It has long been accepted that the primary reason that human eggs don’t age well is due to a dysfunction in when and how the chromosomes separate. This reduced chance of becoming pregnant associated with aging as well as the increased miscarriage rates. A new paper has now demonstrated that it’s not just the DNA separation that declines with time but also how the chromosomes are actually sorted and divided.
Within each egg are cable-like structures called microtubules. These microtubules not only help the egg maintain its shape but also are integral in sorting/separating the DNA. They are also in charge of cell division after fertilization is complete. In fact, some of the most powerful cancer fighting drugs are used to deliberately damage microtubules in order to prevent cancers from growing. This new information provides us with further insight into another important aspect of egg quality.

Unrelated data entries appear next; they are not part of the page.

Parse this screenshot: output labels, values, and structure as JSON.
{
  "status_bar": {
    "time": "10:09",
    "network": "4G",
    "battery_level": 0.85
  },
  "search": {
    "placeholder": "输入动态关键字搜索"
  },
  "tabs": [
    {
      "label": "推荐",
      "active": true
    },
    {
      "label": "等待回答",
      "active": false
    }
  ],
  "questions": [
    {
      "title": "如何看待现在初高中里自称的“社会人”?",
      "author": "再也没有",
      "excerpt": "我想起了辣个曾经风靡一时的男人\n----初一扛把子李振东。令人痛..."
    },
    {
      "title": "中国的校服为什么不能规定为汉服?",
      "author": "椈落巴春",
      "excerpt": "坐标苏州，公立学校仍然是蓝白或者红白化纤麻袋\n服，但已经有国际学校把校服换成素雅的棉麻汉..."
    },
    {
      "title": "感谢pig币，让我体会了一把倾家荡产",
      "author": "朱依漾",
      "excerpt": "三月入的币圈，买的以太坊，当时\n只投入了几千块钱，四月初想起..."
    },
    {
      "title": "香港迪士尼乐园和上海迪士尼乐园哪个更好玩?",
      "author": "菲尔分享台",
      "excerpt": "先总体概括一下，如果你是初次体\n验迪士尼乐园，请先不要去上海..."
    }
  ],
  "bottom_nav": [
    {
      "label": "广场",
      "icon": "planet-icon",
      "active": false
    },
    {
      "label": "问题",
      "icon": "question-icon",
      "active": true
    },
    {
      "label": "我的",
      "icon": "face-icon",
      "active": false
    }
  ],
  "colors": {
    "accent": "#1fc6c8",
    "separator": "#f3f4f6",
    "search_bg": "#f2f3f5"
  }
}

Although we don’t currently have any specific recommendations on what we can do to improve microtubule function; this information does provide us with more diagnostic information for patients that are going through In Vitro Fertilization (IVF). IVF is not only the treatment that provides patients with the highest pregnancy rates but when performed in a high quality setting; it also provides important diagnostic information. There is no accurate test for egg quality except to put a healthy sperm inside and see if/how well the process of fertilization and development takes place. We routinely use this information in discussing treatment options for patients that do not successfully conceive in their first IVF cycle at our center.
Robert Greene, MD, FACOG
Conceptions Reproductive Associates